By Steven Anthony at 2:13 PM Tuesday, May 18th 2010
Many fans say that their love (okay, like) of Stone Temple Pilots stops at Purple, maybe Tiny Music if you really push it. But in the late ’90s and early ’00s, STP released No 4. and Shangri-La Dee Da, each showcasing a near complete style change for the group. Gone were the standard issue rock/grunge tracks, replaced by a sort of hard psychedelic rock.
Stone Temple Pilots sits somewhere in the middle. This is more like a band trying to re-create their sound while thinking about the 60s; mixing in a more bluesy tone on the guitars and simplifying what was already one of the most understated rhythm sections in American rock music. There are a number of great cuts on the album, but at the same time a few really abysmal songs. This is not a masterpiece. It isn’t going to win over very many new fans. Stone Temple Pilots is a somewhat flawed, but overall enjoyable new album by a group who’s lead singer wasn’t expected to live past 1998.
Scott Weiland is in top form on the disc. I’ve said it while reviewing their live shows and his last solo album; his voice is different than it used to be. Possibly a side-effect from the drug use, the years of smoking, whatever excuse you want. It’s deeper, more grainy than before, but the change is for the best.
STP jumps all over the place; At times we have 60s-wannabe music (Bagman), truly Bowie-esque material (First Kiss On Mars), and then on the other hand we have the band attempting to appropriate Aerosmith’s entire vibe (Huckleberry Crumble), or the chorus of Nirvana’s Stay Away (Between the Lines). It’s an odd meshing of styles that doesn’t make for the most cohesive of albums, but it’s certainly entertaining.
There are a handful of incredibly solid tracks, starting with Hickory Dichotomy. It’s a bluesy track slightly reminiscent of The Doors, with Weiland moaning about the media (or perhaps his ex-wife’s book). They’ve been playing the track live and luckily it translates well to record. You can almost picture Weiland strutting around on stage, and by the time the chorus hits for the second time you will find yourself singing along. Go ahead, it’s okay; It’s a good song.
Take A Load Off is perhaps the most standard STP sounding track on the disc. The thing really shines in the chorus, where the brothers DeLeo almost sound like they are in a race to see who can trip up Weiland first. The vocals are understated by the staccato instrumental work that sounds as if it was made for a live performance. It’s a powerful song, and the band sounds fantastic.
A few songs are just okay: Cinnamon, the band’s attempt at new wave Hazy Daze, which suffers from an over-glossed production, and Fast As I Can which tries (and ultimately fails) to be yet another Aerosmith attempt.

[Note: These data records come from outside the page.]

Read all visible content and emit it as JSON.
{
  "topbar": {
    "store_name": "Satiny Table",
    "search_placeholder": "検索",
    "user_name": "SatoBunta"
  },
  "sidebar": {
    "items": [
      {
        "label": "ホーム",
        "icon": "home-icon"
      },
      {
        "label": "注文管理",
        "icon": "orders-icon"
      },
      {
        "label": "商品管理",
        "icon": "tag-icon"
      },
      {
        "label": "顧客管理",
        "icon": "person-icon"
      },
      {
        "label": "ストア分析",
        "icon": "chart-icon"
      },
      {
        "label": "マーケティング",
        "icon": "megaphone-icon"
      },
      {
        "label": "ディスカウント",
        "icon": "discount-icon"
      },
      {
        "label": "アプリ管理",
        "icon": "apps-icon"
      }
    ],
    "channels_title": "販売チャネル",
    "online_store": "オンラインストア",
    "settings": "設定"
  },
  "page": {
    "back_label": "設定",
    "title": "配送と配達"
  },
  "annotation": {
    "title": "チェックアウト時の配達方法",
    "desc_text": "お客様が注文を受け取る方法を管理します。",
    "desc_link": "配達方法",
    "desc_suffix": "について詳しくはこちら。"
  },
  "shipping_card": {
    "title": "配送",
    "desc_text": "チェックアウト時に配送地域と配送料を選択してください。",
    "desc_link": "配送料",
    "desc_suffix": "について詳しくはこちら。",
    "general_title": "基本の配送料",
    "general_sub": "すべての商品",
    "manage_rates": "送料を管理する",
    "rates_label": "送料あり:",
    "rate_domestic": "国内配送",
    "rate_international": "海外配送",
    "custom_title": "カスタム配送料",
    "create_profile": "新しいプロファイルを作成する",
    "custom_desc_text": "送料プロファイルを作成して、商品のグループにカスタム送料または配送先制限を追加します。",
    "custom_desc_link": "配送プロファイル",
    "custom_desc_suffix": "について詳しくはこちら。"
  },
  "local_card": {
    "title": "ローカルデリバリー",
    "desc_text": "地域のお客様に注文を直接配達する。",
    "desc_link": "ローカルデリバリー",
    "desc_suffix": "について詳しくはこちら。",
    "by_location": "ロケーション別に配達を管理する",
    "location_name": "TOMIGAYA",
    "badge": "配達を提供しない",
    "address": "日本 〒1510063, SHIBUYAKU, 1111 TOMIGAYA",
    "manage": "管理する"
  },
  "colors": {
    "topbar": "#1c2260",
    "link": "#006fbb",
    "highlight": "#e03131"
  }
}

On the other hand, there’s a string of bad songs in the mix as well. First Kiss On Mars sounds like Weiland & Co. raided Bowie’s vault and pulled this track out. At times Scott seriously sounds like Ziggy himself; perhaps he was inspired when he decided to cover Fame on his last solo effort, Happy in Galoshes. I’m all about Bowie, but not when I’m supposed to be listening to STP.
Dare If You Dare is starts off promising enough, but when it hits the chorus gets a bit to close to Green Day’s 21 Guns for comfort. It’s not a note-for-note match but it’s close enough that now all I’m thinking about how stupid Bille Joe Armstrong has looked for the last few years.
Perhaps that’s the biggest problem with Stone Temple Pilots. Instead of thinking about STP, the entire record listeners are going to be bombarded with the band attempting to sound like anyone except themselves. We’ve got some of mainstream rock’s best: Nirvana (Between the Lines), Aerosmith, Bowie, wannabe-Beatles. Why the band decided to attempt and recreate themselves under this facade I don’t know, but luckily there are enough good tracks to salvage the disc.
It’s certainly not the best album this year, but it’s better than I think most were thinking the band was capable of delivering. That’s saying a lot for a band who barely escaped the 90s. Definitely a purchase for STP fans, but for the rest of you, check out some tracks online and see what you think first.